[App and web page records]
- - - - -
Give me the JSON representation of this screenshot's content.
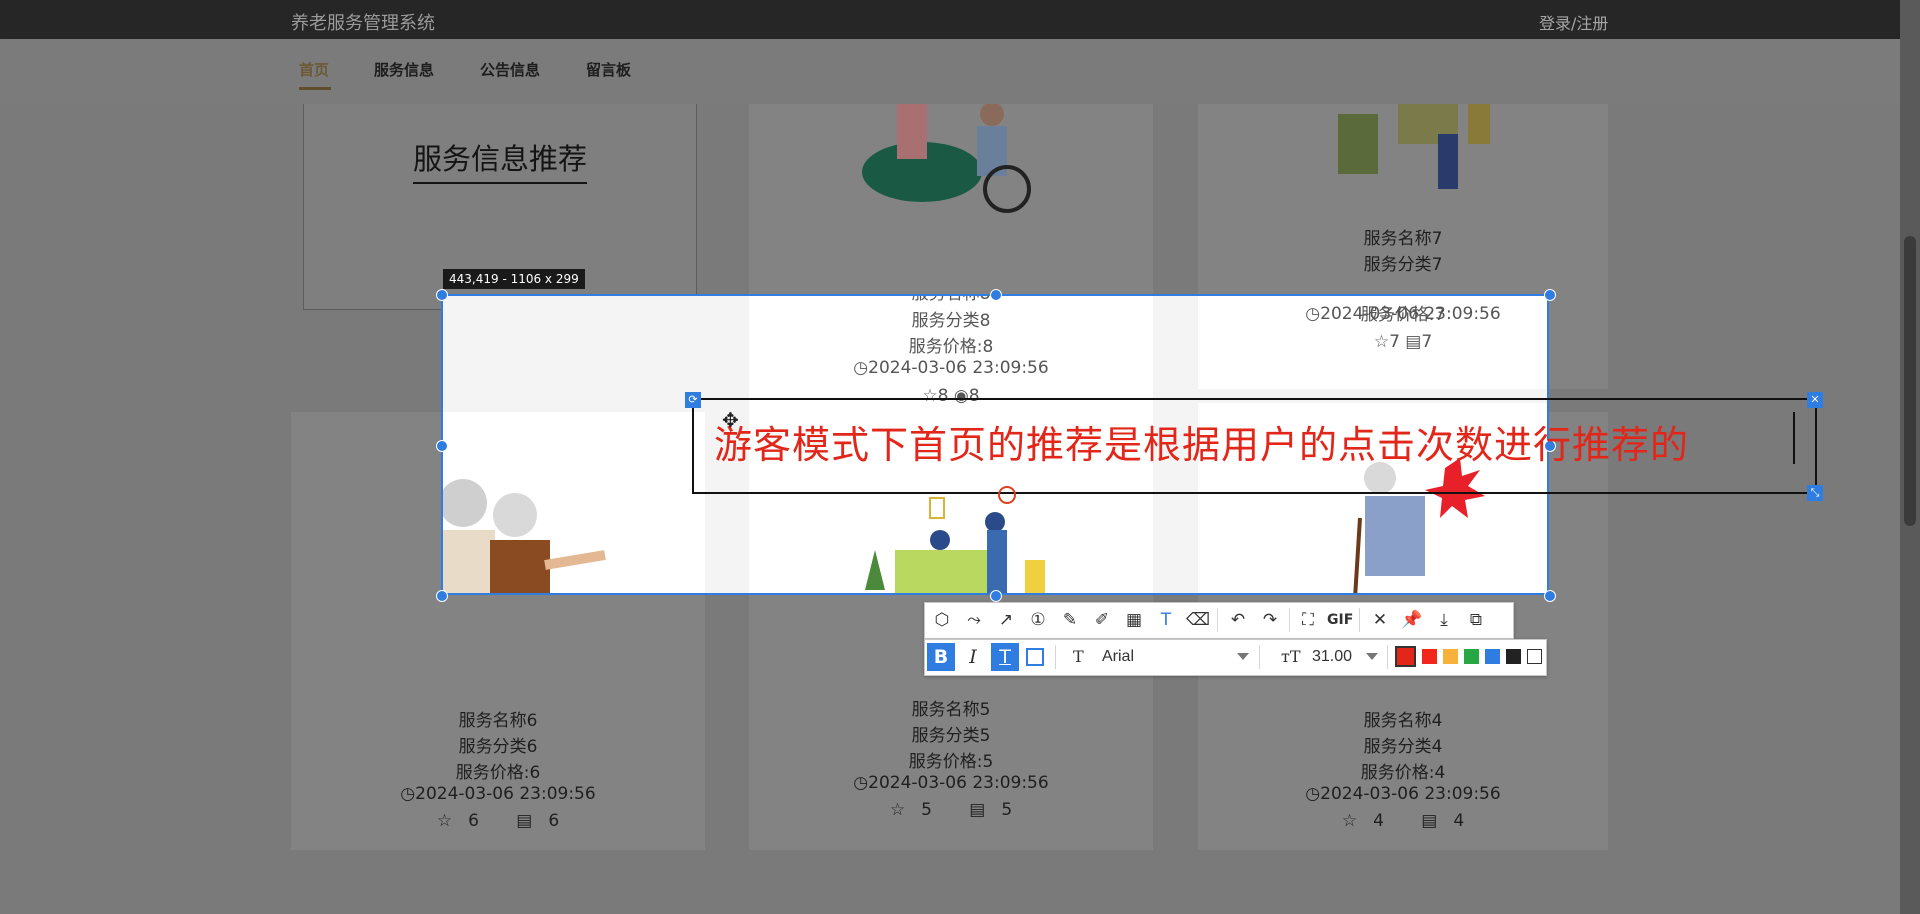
{
  "header": {
    "system_title": "养老服务管理系统",
    "login_link": "登录/注册"
  },
  "nav": {
    "items": [
      {
        "label": "首页",
        "active": true
      },
      {
        "label": "服务信息",
        "active": false
      },
      {
        "label": "公告信息",
        "active": false
      },
      {
        "label": "留言板",
        "active": false
      }
    ]
  },
  "recommend": {
    "title": "服务信息推荐"
  },
  "cards": [
    {
      "name": "服务名称8",
      "category": "服务分类8",
      "price": "服务价格:8",
      "time": "2024-03-06 23:09:56",
      "favorites": "8",
      "views": "8"
    },
    {
      "name": "服务名称7",
      "category": "服务分类7",
      "price": "服务价格:7",
      "time": "2024-03-06 23:09:56",
      "favorites": "7",
      "views": "7"
    },
    {
      "name": "服务名称6",
      "category": "服务分类6",
      "price": "服务价格:6",
      "time": "2024-03-06 23:09:56",
      "favorites": "6",
      "views": "6"
    },
    {
      "name": "服务名称5",
      "category": "服务分类5",
      "price": "服务价格:5",
      "time": "2024-03-06 23:09:56",
      "favorites": "5",
      "views": "5"
    },
    {
      "name": "服务名称4",
      "category": "服务分类4",
      "price": "服务价格:4",
      "time": "2024-03-06 23:09:56",
      "favorites": "4",
      "views": "4"
    }
  ],
  "capture": {
    "dimensions_label": "443,419 - 1106 x 299",
    "annotation_text": "游客模式下首页的推荐是根据用户的点击次数进行推荐的",
    "annotation_color": "#e2261a",
    "accent_color": "#2f7de1"
  },
  "toolbar": {
    "tools": [
      "shape-icon",
      "curve-icon",
      "arrow-icon",
      "number-marker-icon",
      "pen-icon",
      "marker-icon",
      "mosaic-icon",
      "text-icon",
      "eraser-icon",
      "undo-icon",
      "redo-icon",
      "ocr-icon",
      "gif",
      "close-icon",
      "pin-icon",
      "download-icon",
      "copy-icon"
    ],
    "gif_label": "GIF",
    "font_name": "Arial",
    "font_size": "31.00",
    "bold_label": "B",
    "italic_label": "I",
    "outline_label": "T",
    "colors": [
      "#e2261a",
      "#f2261a",
      "#f6b23a",
      "#28a745",
      "#2f7de1",
      "#222222",
      "#ffffff"
    ]
  }
}
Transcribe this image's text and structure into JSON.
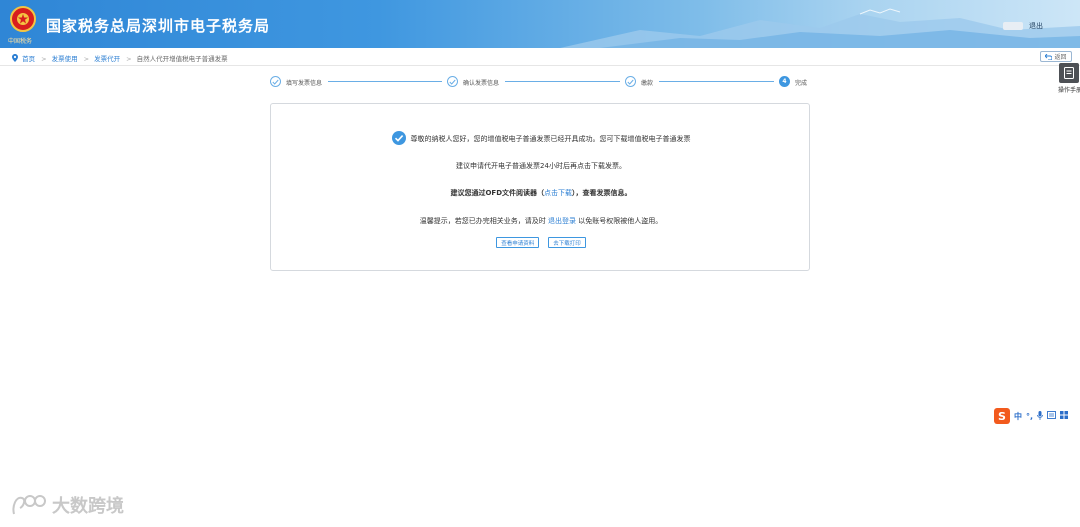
{
  "header": {
    "logo_caption": "中国税务",
    "title": "国家税务总局深圳市电子税务局",
    "logout": "退出"
  },
  "breadcrumb": {
    "items": [
      "首页",
      "发票使用",
      "发票代开",
      "自然人代开增值税电子普通发票"
    ]
  },
  "back_button": "返回",
  "guide_label": "操作手册",
  "steps": [
    {
      "label": "填写发票信息",
      "state": "done"
    },
    {
      "label": "确认发票信息",
      "state": "done"
    },
    {
      "label": "缴款",
      "state": "done"
    },
    {
      "label": "完成",
      "state": "active",
      "number": "4"
    }
  ],
  "result": {
    "success_message": "尊敬的纳税人您好，您的增值税电子普通发票已经开具成功。您可下载增值税电子普通发票",
    "suggest_line": "建议申请代开电子普通发票24小时后再点击下载发票。",
    "ofd_prefix": "建议您通过OFD文件阅读器（",
    "ofd_link": "点击下载",
    "ofd_suffix": "），查看发票信息。",
    "tip_prefix": "温馨提示，若您已办完相关业务，请及时",
    "tip_link": "退出登录",
    "tip_suffix": "以免账号权限被他人盗用。",
    "view_button": "查看申请资料",
    "download_button": "去下载打印"
  },
  "ime": {
    "logo": "S",
    "items": [
      "中",
      "°,",
      "🎤",
      "▤",
      "▦"
    ]
  },
  "watermark": "大数跨境",
  "colors": {
    "primary": "#3e97e0",
    "link": "#2c7fd3",
    "header_start": "#2f86d6",
    "ime_orange": "#f25a1d"
  }
}
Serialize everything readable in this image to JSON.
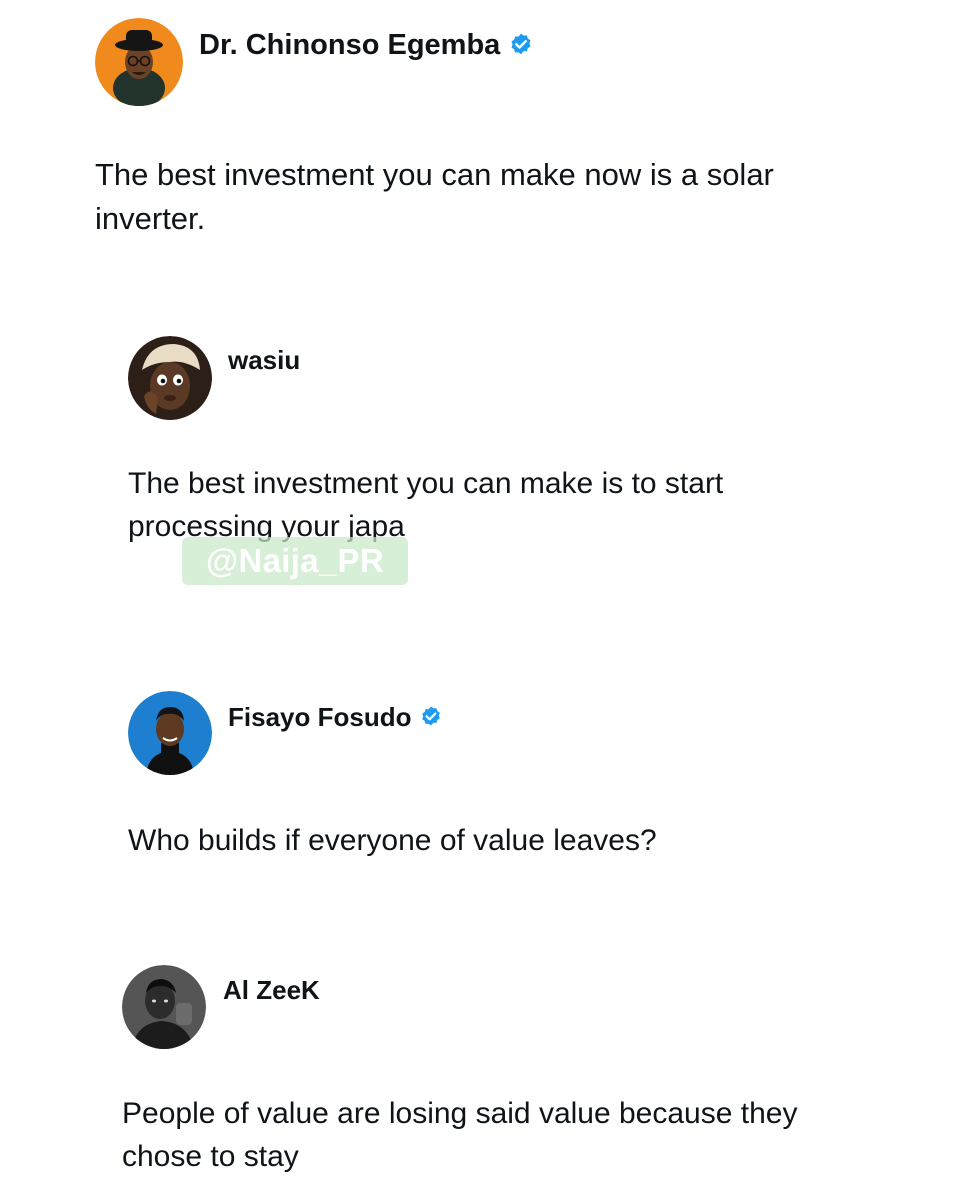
{
  "posts": [
    {
      "author": "Dr. Chinonso Egemba",
      "verified": true,
      "avatar_icon": "avatar-man-hat",
      "text": "The best investment you can make now is a solar inverter."
    },
    {
      "author": "wasiu",
      "verified": false,
      "avatar_icon": "avatar-woman-headwrap",
      "text": "The best investment you can make is to start processing your japa"
    },
    {
      "author": "Fisayo Fosudo",
      "verified": true,
      "avatar_icon": "avatar-man-blue-bg",
      "text": "Who builds if everyone of value leaves?"
    },
    {
      "author": "Al ZeeK",
      "verified": false,
      "avatar_icon": "avatar-man-grayscale",
      "text": "People of value are losing said value because they chose to stay"
    }
  ],
  "watermark": "@Naija_PR",
  "colors": {
    "verified_badge": "#1d9bf0",
    "text": "#0f1419",
    "background": "#ffffff",
    "watermark_bg": "#c8e8c8"
  }
}
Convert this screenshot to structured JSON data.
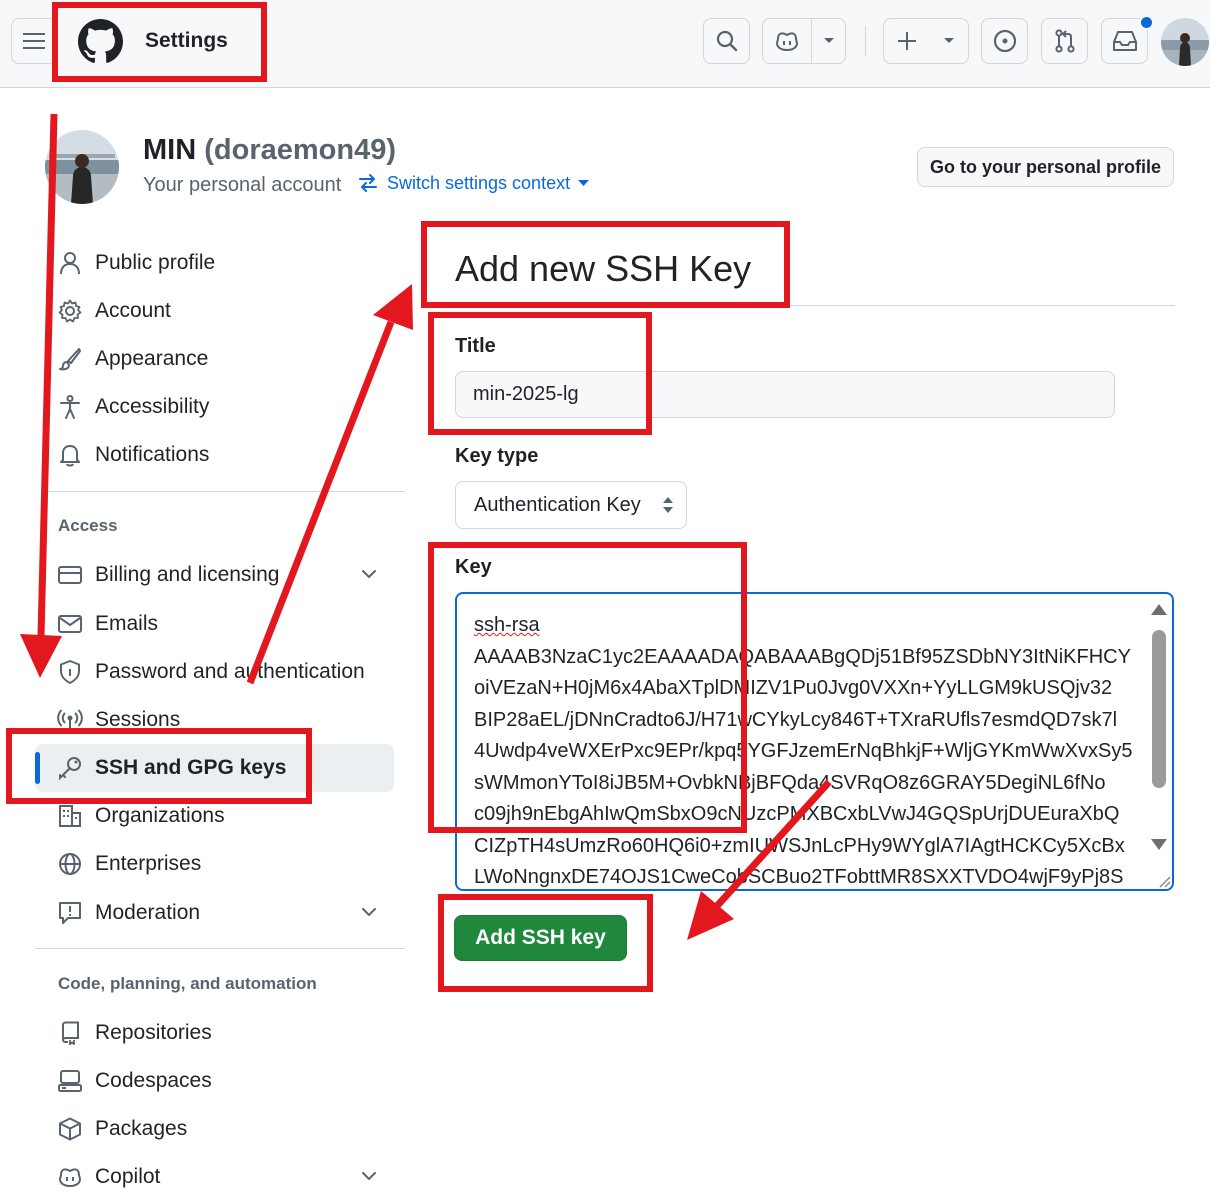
{
  "header": {
    "menu_icon": "hamburger-icon",
    "logo_icon": "github-mark-icon",
    "context_title": "Settings",
    "buttons": [
      "search-icon",
      "copilot-icon",
      "plus-icon",
      "issues-icon",
      "pull-requests-icon",
      "inbox-icon"
    ],
    "notification_indicator": true
  },
  "profile": {
    "name": "MIN",
    "login": "(doraemon49)",
    "account_type": "Your personal account",
    "switch_context": "Switch settings context",
    "go_profile_button": "Go to your personal profile"
  },
  "sidebar": {
    "items_top": [
      {
        "label": "Public profile",
        "icon": "person-icon"
      },
      {
        "label": "Account",
        "icon": "gear-icon"
      },
      {
        "label": "Appearance",
        "icon": "paintbrush-icon"
      },
      {
        "label": "Accessibility",
        "icon": "accessibility-icon"
      },
      {
        "label": "Notifications",
        "icon": "bell-icon"
      }
    ],
    "section_access": "Access",
    "items_access": [
      {
        "label": "Billing and licensing",
        "icon": "credit-card-icon",
        "expandable": true
      },
      {
        "label": "Emails",
        "icon": "mail-icon"
      },
      {
        "label": "Password and authentication",
        "icon": "shield-lock-icon"
      },
      {
        "label": "Sessions",
        "icon": "broadcast-icon"
      },
      {
        "label": "SSH and GPG keys",
        "icon": "key-icon",
        "active": true
      },
      {
        "label": "Organizations",
        "icon": "organization-icon"
      },
      {
        "label": "Enterprises",
        "icon": "globe-icon"
      },
      {
        "label": "Moderation",
        "icon": "report-icon",
        "expandable": true
      }
    ],
    "section_code": "Code, planning, and automation",
    "items_code": [
      {
        "label": "Repositories",
        "icon": "repo-icon"
      },
      {
        "label": "Codespaces",
        "icon": "codespaces-icon"
      },
      {
        "label": "Packages",
        "icon": "package-icon"
      },
      {
        "label": "Copilot",
        "icon": "copilot-icon",
        "expandable": true
      }
    ]
  },
  "form": {
    "page_title": "Add new SSH Key",
    "title_label": "Title",
    "title_value": "min-2025-lg",
    "key_type_label": "Key type",
    "key_type_value": "Authentication Key",
    "key_label": "Key",
    "key_first_line": "ssh-rsa",
    "key_lines": [
      "AAAAB3NzaC1yc2EAAAADAQABAAABgQDj51Bf95ZSDbNY3ItNiKFHCY",
      "oiVEzaN+H0jM6x4AbaXTplDMIZV1Pu0Jvg0VXXn+YyLLGM9kUSQjv32",
      "BIP28aEL/jDNnCradto6J/H71wCYkyLcy846T+TXraRUfls7esmdQD7sk7l",
      "4Uwdp4veWXErPxc9EPr/kpq5YGFJzemErNqBhkjF+WljGYKmWwXvxSy5",
      "sWMmonYToI8iJB5M+OvbkNBjBFQda4SVRqO8z6GRAY5DegiNL6fNo",
      "c09jh9nEbgAhIwQmSbxO9cNUzcPMXBCxbLVwJ4GQSpUrjDUEuraXbQ",
      "CIZpTH4sUmzRo60HQ6i0+zmIUWSJnLcPHy9WYglA7IAgtHCKCy5XcBx",
      "LWoNngnxDE74OJS1CweCobSCBuo2TFobttMR8SXXTVDO4wjF9yPj8S"
    ],
    "submit_label": "Add SSH key"
  },
  "annotation_color": "#e3171e"
}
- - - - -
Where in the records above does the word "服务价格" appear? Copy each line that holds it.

      "price": "服务价格:8",
      "price": "服务价格:7",
      "price": "服务价格:6",
      "price": "服务价格:5",
      "price": "服务价格:4",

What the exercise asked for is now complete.